Just be aware that by doing this, you'll lose the ability to have any reminders — those set via Keep, Google Assistant, or the Google search box — appear in your calendar. For whatever reason, it's a one-or-the-other decision.
Tasks doesn't integrate directly with the Gmail mobile apps, so if you're planning to use it, you'll want to get the new standalone Tasks app for phone-based access. It's available on both Android and iOS.
8. That right-side panel in the new Gmail interface doesn't have to be limited to just Calendar, Keep, and Tasks. See that little plus sign beneath those apps' icons? Click it, and you can add in extra items for inbox-based access to services such as Trello, Wrike, and QuickBooks. (Google says a similar side panel will be making its way to other Google apps — including Calendar, Docs, Sheets, and Slides — in the "coming months.")
A variety of third-party apps can be added into the new Gmail's right-side panel. (Click image to enlarge it.)
Shortcuts and time-savers

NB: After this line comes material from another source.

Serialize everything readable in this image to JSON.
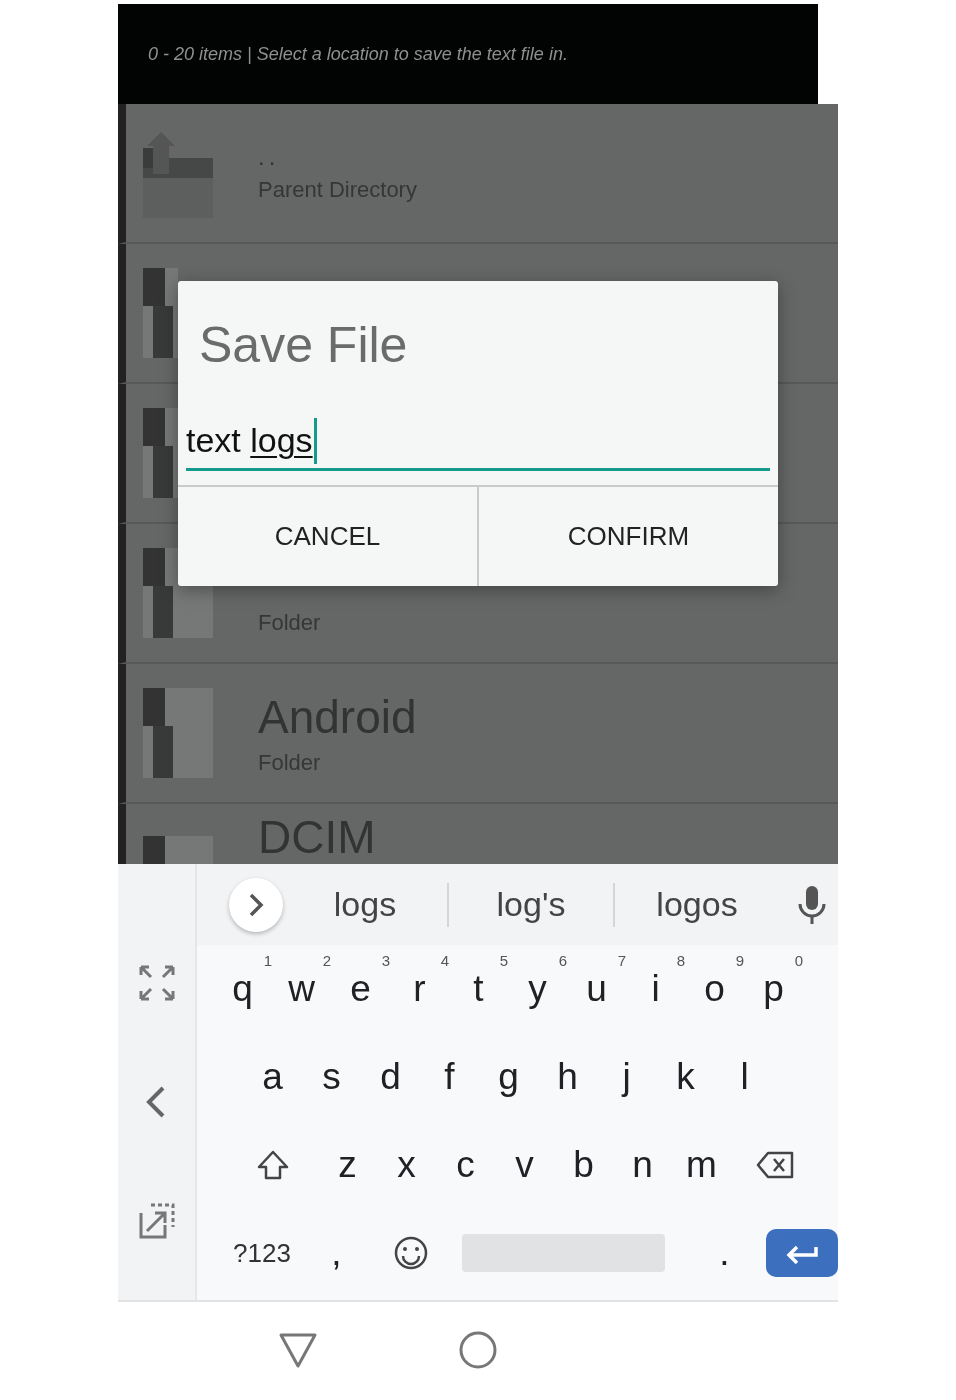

9. The new Gmail has some noteworthy keyboard shortcuts that can save you time and make it easier to get around: Pressing "b" when you are viewing a message or have selected a message in your inbox will let you snooze it; holding down Shift and then pressing "t" will open up the Tasks panel and add your currently open or selected message as a new item; and pressing "g" and then "k" will open up the Tasks panel, regardless of what else you're doing. (Just be sure you've activated the keyboard shortcuts option in the "General" section of Gmail's settings first.)

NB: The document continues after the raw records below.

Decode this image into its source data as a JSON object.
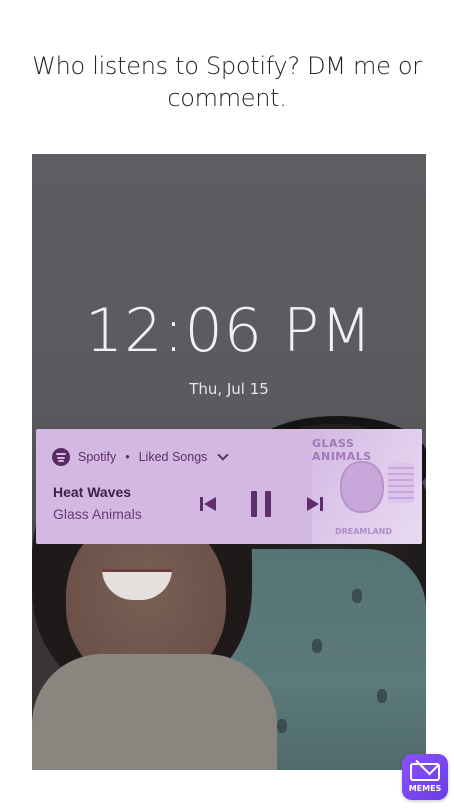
{
  "post": {
    "caption": "Who listens to Spotify?  DM me or comment."
  },
  "lockscreen": {
    "time": "12:06 PM",
    "date": "Thu, Jul 15"
  },
  "media_notification": {
    "app_name": "Spotify",
    "separator": "•",
    "playlist": "Liked Songs",
    "track_title": "Heat Waves",
    "artist": "Glass Animals",
    "album_art_title": "GLASS ANIMALS",
    "album_art_subtitle": "DREAMLAND",
    "card_color": "#d3b8e2",
    "accent_color": "#5d2e6b",
    "icons": {
      "app": "spotify-icon",
      "expand": "chevron-down-icon",
      "previous": "skip-previous-icon",
      "play_pause": "pause-icon",
      "next": "skip-next-icon"
    }
  },
  "watermark": {
    "label": "MEMES",
    "color": "#7a46f0"
  }
}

10. Remember Gmail Labs? That's gone in the new Gmail, but you can find many of the same options in a newly added "Advanced" section within the site's settings. Click the gear icon in the upper-right corner of the screen, select "Settings," then select the "Advanced" tab at the top of the screen. Useful features such as templates, custom keyboard shortcuts, and the ability to turn on an Outlook-like preview pane await.
11. Keep an eye out for "nudges" in the new Gmail. The service will occasionally place reminders next to messages in your inbox when it thinks something's been sitting around too long and might require a reply. (No word yet if those "nudges" will ever be accompanied by "wink, winks.")
12. Give your fingers a break with Google's Smart Reply feature, which officially makes its way from the mobile app to the desktop with the new Gmail. Just look for Google's suggested responses — presented in white tiles with blue text — at the bottom of any email you're reading. If any of those suggestions seems like a response you want to send, click it; Gmail will then start a new reply and place that text inside the message for you. You can edit the text or add to it, if you wish, and send your message on its way in no time.
JR Raphael / IDG
Gmail's Smart Reply feature can take the words right out of your mouth (maybe, sometimes).
And in case you're wondering, by the way: There's no way to turn off Smart Reply altogether on the desktop as of now. You can, however, disable it in the Gmail mobile app by looking in the account-specific section of the app's settings.
13. You can add someone to the recipient box while you are composing an email. Simply type + or @ and their name and Gmail automatically adds them.
Customization and control
14. Just like in the old Gmail, remember that you can change how your inbox looks and works. Hover over "Inbox" in the left-of-screen panel and click the down-facing arrow that appears next to it to peruse the available options (important messages first, unread messages first, etc.) — and if you're using the default tab-based setup (categories), look for the "Manage your inbox settings" link in that same area to pick and choose which tabs you want included in your inbox's organizational structure.